I played one line at a time at first, but discovered fairly quickly that if I played 5 or 10 or 15 “lines” instead of just one, I almost always won a few “credits.”
Statistically it makes sense; the more lines you bet on, the better the odds, just as if you use twice dice, you’ve doubled your probability of rolling a three.
So, by 8 a.m., I won $30; not so bad for a $5 bet.
I walked away, thinking of the poor kids I know and teach. They’re forced to make their bets small. A couple of weeks ago, for example, the tough kids talked on the stairs about the benefits of their parole officers. Other students have proudly shown me the key card to the motel room in which they lived with their whole family. Been denied the opportunity to join a school sports team, because a physical was required. Been treated for an apparently chronic stomach infection with an herbal tea. Spent their weekend visiting parents in separate penitentiaries, each a hundred miles away. Talk about one-line gambling!
Some years ago, a professor friend performed research on how game-playing behavior changed with available resources. Unsurprisingly, he found that the more people started out with, the more they were willing to bet, and, usually, the more they won by the end of his game scenario.
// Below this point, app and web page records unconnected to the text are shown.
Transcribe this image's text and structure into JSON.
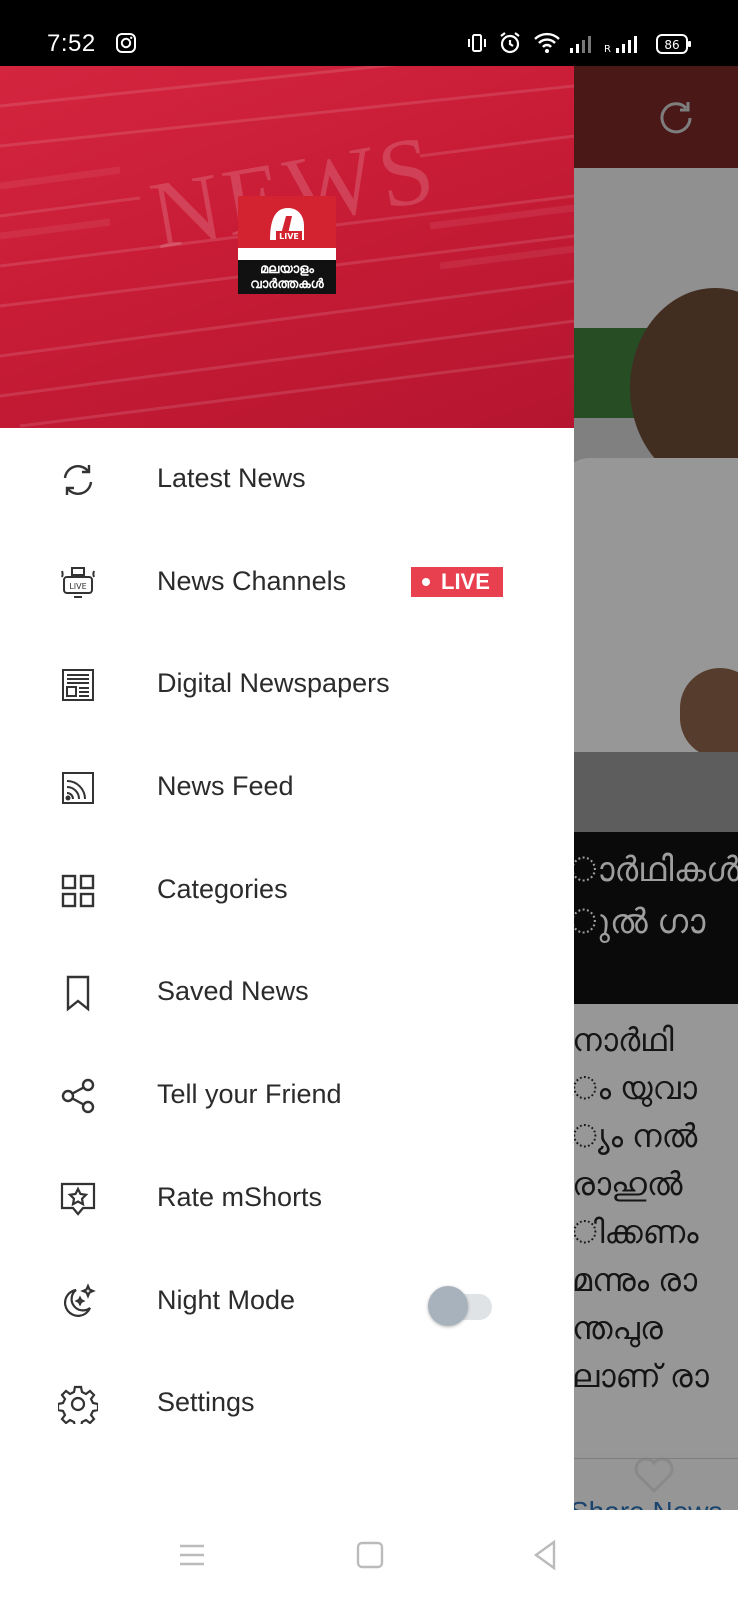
{
  "status_bar": {
    "time": "7:52",
    "battery": "86",
    "icons": [
      "instagram-icon",
      "vibrate-icon",
      "alarm-icon",
      "wifi-icon",
      "signal-icon",
      "roaming-signal-icon",
      "battery-icon"
    ]
  },
  "background_app": {
    "headline_lines": [
      "ാർഥികൾ",
      "ുൽ ഗാ"
    ],
    "body_lines": [
      "നാർഥി",
      "ം യുവാ",
      "്യം നൽ",
      "രാഹുൽ",
      "ിക്കണം",
      "മന്നും രാ",
      "ന്തപുര",
      "ലാണ് രാ"
    ],
    "share_label": "Share News"
  },
  "drawer": {
    "header": {
      "watermark_text": "NEWS",
      "logo_badge": "LIVE",
      "logo_text_line1": "മലയാളം",
      "logo_text_line2": "വാർത്തകൾ"
    },
    "menu": [
      {
        "label": "Latest News",
        "icon": "refresh-icon"
      },
      {
        "label": "News Channels",
        "icon": "live-tv-icon",
        "badge": "LIVE"
      },
      {
        "label": "Digital Newspapers",
        "icon": "newspaper-icon"
      },
      {
        "label": "News Feed",
        "icon": "rss-feed-icon"
      },
      {
        "label": "Categories",
        "icon": "grid-icon"
      },
      {
        "label": "Saved News",
        "icon": "bookmark-icon"
      },
      {
        "label": "Tell your Friend",
        "icon": "share-icon"
      },
      {
        "label": "Rate mShorts",
        "icon": "rate-star-icon"
      },
      {
        "label": "Night Mode",
        "icon": "night-mode-icon",
        "toggle_on": false
      },
      {
        "label": "Settings",
        "icon": "settings-gear-icon"
      }
    ]
  },
  "colors": {
    "header_red": "#c81c36",
    "live_badge": "#e8404f",
    "toggle_thumb": "#a8b2bc",
    "menu_text": "#2b2b2b"
  },
  "nav_bar": {
    "buttons": [
      "menu-nav-icon",
      "home-nav-icon",
      "back-nav-icon"
    ]
  }
}
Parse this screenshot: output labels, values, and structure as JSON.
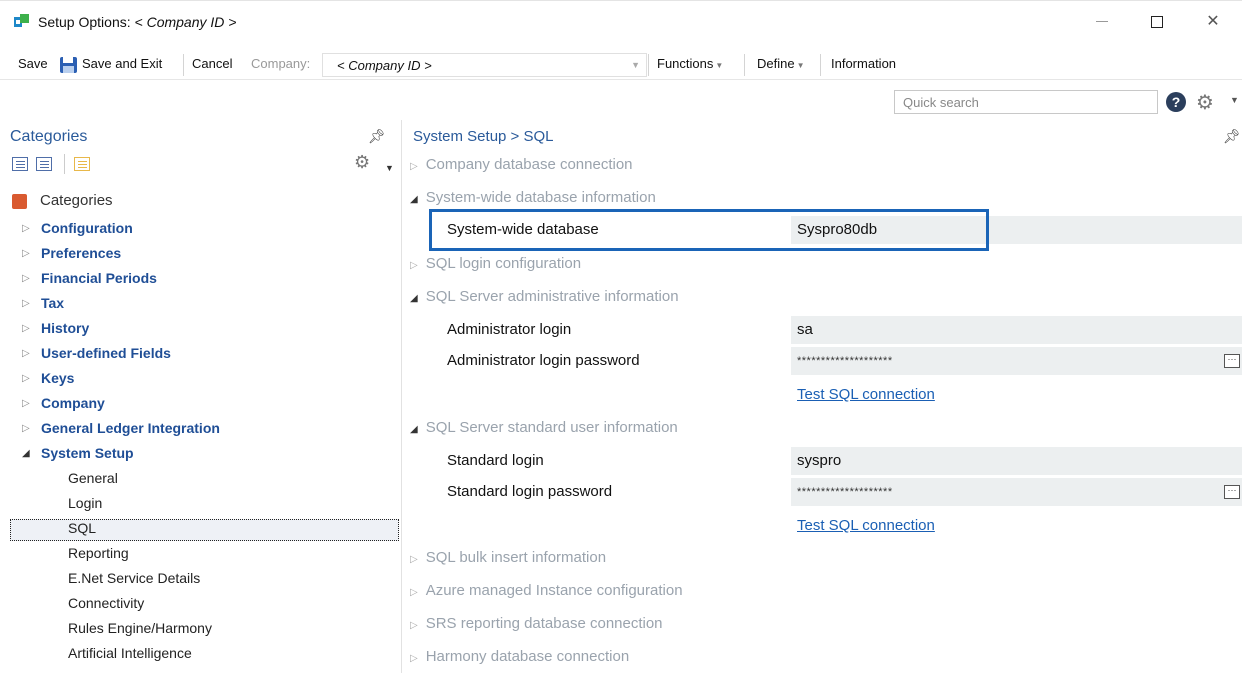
{
  "window": {
    "title_prefix": "Setup Options:",
    "title_company": "< Company ID >",
    "minimize": "—",
    "close": "✕"
  },
  "toolbar": {
    "save": "Save",
    "save_exit": "Save and Exit",
    "cancel": "Cancel",
    "company_label": "Company:",
    "company_value": "< Company ID >",
    "functions": "Functions",
    "define": "Define",
    "information": "Information"
  },
  "search": {
    "placeholder": "Quick search",
    "help": "?"
  },
  "left_panel": {
    "header": "Categories",
    "root": "Categories",
    "nodes": [
      {
        "label": "Configuration"
      },
      {
        "label": "Preferences"
      },
      {
        "label": "Financial Periods"
      },
      {
        "label": "Tax"
      },
      {
        "label": "History"
      },
      {
        "label": "User-defined Fields"
      },
      {
        "label": "Keys"
      },
      {
        "label": "Company"
      },
      {
        "label": "General Ledger Integration"
      },
      {
        "label": "System Setup"
      }
    ],
    "system_setup_children": [
      "General",
      "Login",
      "SQL",
      "Reporting",
      "E.Net Service Details",
      "Connectivity",
      "Rules Engine/Harmony",
      "Artificial Intelligence"
    ],
    "selected": "SQL"
  },
  "right_panel": {
    "breadcrumb": "System Setup > SQL",
    "sections": {
      "company_db": "Company database connection",
      "system_wide": "System-wide database information",
      "sql_login_config": "SQL login configuration",
      "sql_admin": "SQL Server administrative information",
      "sql_standard": "SQL Server standard user information",
      "bulk_insert": "SQL bulk insert information",
      "azure": "Azure managed Instance configuration",
      "srs": "SRS reporting database connection",
      "harmony": "Harmony database connection"
    },
    "fields": {
      "system_db_label": "System-wide database",
      "system_db_value": "Syspro80db",
      "admin_login_label": "Administrator login",
      "admin_login_value": "sa",
      "admin_pw_label": "Administrator login password",
      "admin_pw_value": "********************",
      "std_login_label": "Standard login",
      "std_login_value": "syspro",
      "std_pw_label": "Standard login password",
      "std_pw_value": "********************"
    },
    "test_link": "Test SQL connection"
  },
  "colors": {
    "accent": "#1a64b7",
    "tree_bold": "#1f4e96",
    "categories_icon": "#d95a30"
  },
  "icons": {
    "app": "syspro-app-icon",
    "save": "floppy-disk-icon",
    "help": "help-icon",
    "settings": "gear-icon",
    "pin": "pin-icon",
    "ellipsis": "ellipsis-icon"
  }
}
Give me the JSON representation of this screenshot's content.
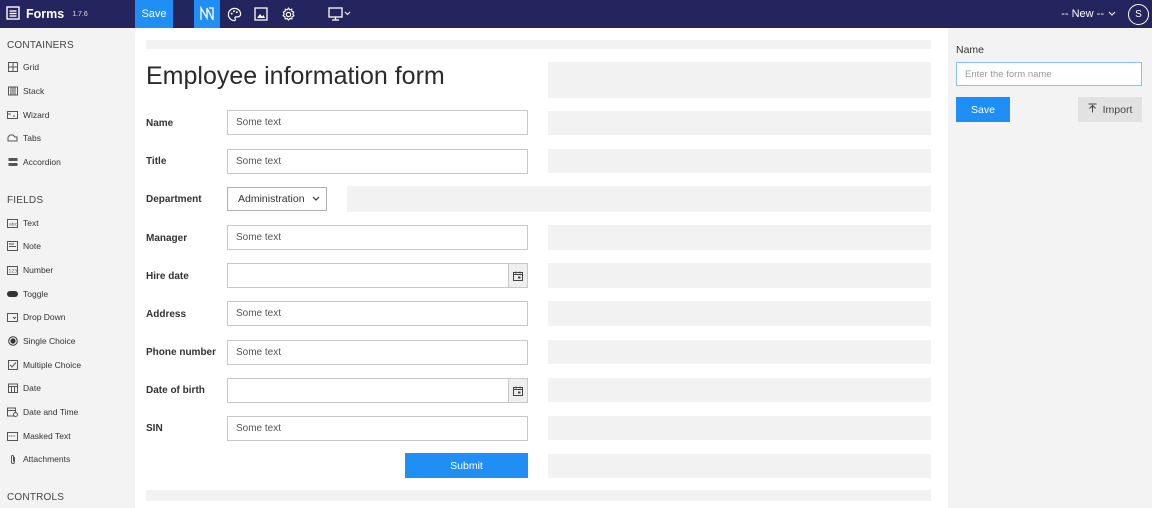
{
  "app": {
    "name": "Forms",
    "version": "1.7.6"
  },
  "toolbar": {
    "save_label": "Save",
    "new_label": "-- New --",
    "avatar_initial": "S"
  },
  "sidebar": {
    "containers_heading": "CONTAINERS",
    "containers": [
      {
        "label": "Grid",
        "icon": "grid-icon"
      },
      {
        "label": "Stack",
        "icon": "stack-icon"
      },
      {
        "label": "Wizard",
        "icon": "wizard-icon"
      },
      {
        "label": "Tabs",
        "icon": "tabs-icon"
      },
      {
        "label": "Accordion",
        "icon": "accordion-icon"
      }
    ],
    "fields_heading": "FIELDS",
    "fields": [
      {
        "label": "Text",
        "icon": "text-field-icon"
      },
      {
        "label": "Note",
        "icon": "note-icon"
      },
      {
        "label": "Number",
        "icon": "number-icon"
      },
      {
        "label": "Toggle",
        "icon": "toggle-icon"
      },
      {
        "label": "Drop Down",
        "icon": "dropdown-icon"
      },
      {
        "label": "Single Choice",
        "icon": "radio-icon"
      },
      {
        "label": "Multiple Choice",
        "icon": "checkbox-icon"
      },
      {
        "label": "Date",
        "icon": "calendar-icon"
      },
      {
        "label": "Date and Time",
        "icon": "datetime-icon"
      },
      {
        "label": "Masked Text",
        "icon": "masked-text-icon"
      },
      {
        "label": "Attachments",
        "icon": "paperclip-icon"
      }
    ],
    "controls_heading": "CONTROLS"
  },
  "form": {
    "title": "Employee information form",
    "fields": [
      {
        "label": "Name",
        "placeholder": "Some text"
      },
      {
        "label": "Title",
        "placeholder": "Some text"
      },
      {
        "label": "Department",
        "value": "Administration"
      },
      {
        "label": "Manager",
        "placeholder": "Some text"
      },
      {
        "label": "Hire date",
        "placeholder": ""
      },
      {
        "label": "Address",
        "placeholder": "Some text"
      },
      {
        "label": "Phone number",
        "placeholder": "Some text"
      },
      {
        "label": "Date of birth",
        "placeholder": ""
      },
      {
        "label": "SIN",
        "placeholder": "Some text"
      }
    ],
    "submit_label": "Submit"
  },
  "right_panel": {
    "name_label": "Name",
    "name_placeholder": "Enter the form name",
    "save_label": "Save",
    "import_label": "Import"
  },
  "colors": {
    "topbar": "#24245e",
    "accent": "#1f8ff5",
    "panel_bg": "#f3f3f3",
    "placeholder_block": "#f2f2f2"
  }
}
Gambling, at some level, is our economic system — capitalism — writ small. To maximize your return, you must maximize your input. It often seems to me that the Tea Party reactionaries would have us do is return to the early days of the Depression, when under Herbert Hoover kids had to make do with just the line they got at birth. And all they could do was play that one line to zero.
“On the contrary,” I answered Tim, “Gambling shows how much we as humans have evolved. We have adequate resources to risk some of them for excitement and pleasure!”
What I forgot, making that comment, is that although we have indeed evolved the ability to risk for pleasure, and profit, we haven’t evolved sufficiently to make that risk available to enough of our society’s children.
Eva Syrovy is a teacher in Colorado Springs’ District 11. Reach her at email@example.com.